“The Big Ten Conference media rights agreements are more than just dollars and deals. They are a mechanism to provide stability and maximum exposure for our student-athletes, member institutions and partners,” said Big Ten Commissioner Kevin Warren in a statement Thursday.

Commissioner Warren added, “we are very grateful to our world-class media partners for recognizing the strength of the Big Ten Conference brand and providing the incredible resources we need for our student-athletes to compete at the very highest levels.”

Illinois AD Josh Whitman also issued a statement, saying the upcoming rights deal “will further amplify the brand of our league through unprecedented partnerships with a collection of the most prominent, dynamic media companies in the world.”

CBS’ creative team wasted no time with putting together their hype video:

This agreement is obviously a financial boon for the Big Ten and its member schools.
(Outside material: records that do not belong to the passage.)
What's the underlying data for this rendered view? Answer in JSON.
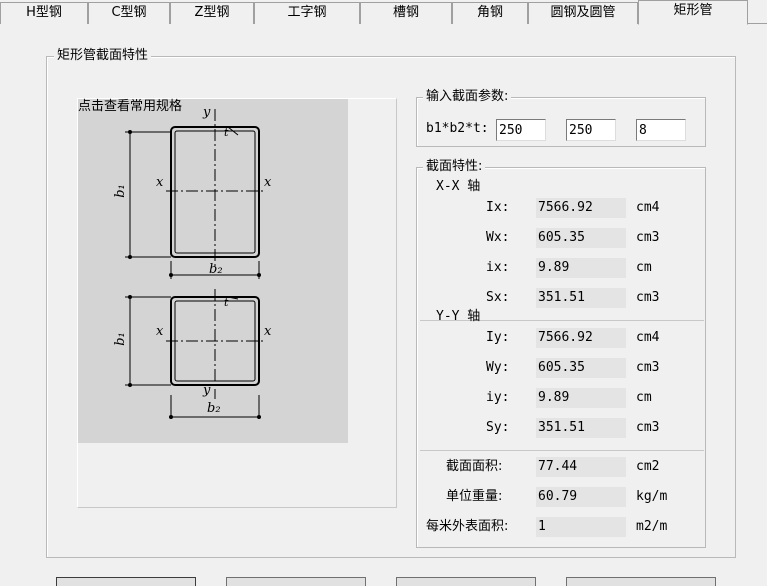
{
  "tabs": [
    "H型钢",
    "C型钢",
    "Z型钢",
    "工字钢",
    "槽钢",
    "角钢",
    "圆钢及圆管",
    "矩形管"
  ],
  "active_tab": "矩形管",
  "main_group": {
    "title": "矩形管截面特性"
  },
  "canvas": {
    "link_text": "点击查看常用规格",
    "top": {
      "y_top": "y",
      "t": "t",
      "b1": "b₁",
      "x_left": "x",
      "x_right": "x",
      "b2": "b₂"
    },
    "bottom": {
      "t": "t",
      "b1": "b₁",
      "x_left": "x",
      "x_right": "x",
      "y_bottom": "y",
      "b2": "b₂"
    }
  },
  "input_group": {
    "title": "输入截面参数:",
    "label": "b1*b2*t:",
    "b1": "250",
    "b2": "250",
    "t": "8"
  },
  "props_group": {
    "title": "截面特性:",
    "xx_heading": "X-X 轴",
    "yy_heading": "Y-Y 轴",
    "rows": [
      {
        "label": "Ix:",
        "value": "7566.92",
        "unit": "cm4"
      },
      {
        "label": "Wx:",
        "value": "605.35",
        "unit": "cm3"
      },
      {
        "label": "ix:",
        "value": "9.89",
        "unit": "cm"
      },
      {
        "label": "Sx:",
        "value": "351.51",
        "unit": "cm3"
      },
      {
        "label": "Iy:",
        "value": "7566.92",
        "unit": "cm4"
      },
      {
        "label": "Wy:",
        "value": "605.35",
        "unit": "cm3"
      },
      {
        "label": "iy:",
        "value": "9.89",
        "unit": "cm"
      },
      {
        "label": "Sy:",
        "value": "351.51",
        "unit": "cm3"
      }
    ],
    "area": {
      "label": "截面面积:",
      "value": "77.44",
      "unit": "cm2"
    },
    "weight": {
      "label": "单位重量:",
      "value": "60.79",
      "unit": "kg/m"
    },
    "surface": {
      "label": "每米外表面积:",
      "value": "1",
      "unit": "m2/m"
    }
  }
}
The landscape of college sports is constantly changing, and it’s better to be ahead of the times than get left behind. This billion-dollar-per-year contract will certainly provide greater stability for the Big Ten while also providing many more enrichment opportunities for student-athletes on and off the field of play.

The long-term ramifications really affect the viewer — the Big Ten got their bag, so that’s all that really matters to them. It’s not gonna be as simple as turning on Channel 4 or Channel 6 or Channel 8 or Channel 18 or Channel 26 (shout out to my fellow Quad Citians). Even those that still subscribe to satellite providers like DirecTV or Dish are going to miss out on a great deal of games.
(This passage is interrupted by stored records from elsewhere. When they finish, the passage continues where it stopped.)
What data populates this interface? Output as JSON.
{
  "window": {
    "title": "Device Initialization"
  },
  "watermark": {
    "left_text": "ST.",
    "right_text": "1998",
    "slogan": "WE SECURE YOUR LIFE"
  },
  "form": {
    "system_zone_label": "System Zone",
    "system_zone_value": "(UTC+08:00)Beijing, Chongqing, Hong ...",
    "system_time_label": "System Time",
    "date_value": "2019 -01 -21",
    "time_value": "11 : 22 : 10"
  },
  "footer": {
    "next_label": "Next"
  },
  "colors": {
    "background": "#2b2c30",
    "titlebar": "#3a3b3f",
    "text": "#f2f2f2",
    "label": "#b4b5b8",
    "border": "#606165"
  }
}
It’s a lot to remember, but our Big Ten brother site, Off Tackle Empire, lays things out pretty succinctly here.

Streaming is the “new” thing. And if you’re an Illinois football fan, it’s safe to assume you’ll need to find out how to download Peacock to your smart TV — or spend hours trying to explain to your parents what Peacock even is (hi, it’s me).

Change is hard, but necessary. And with any other technological advancement, those that want to figure it out will figure it out. But this is a hugely positive result for the Big Ten, and there should be plenty more good news to follow.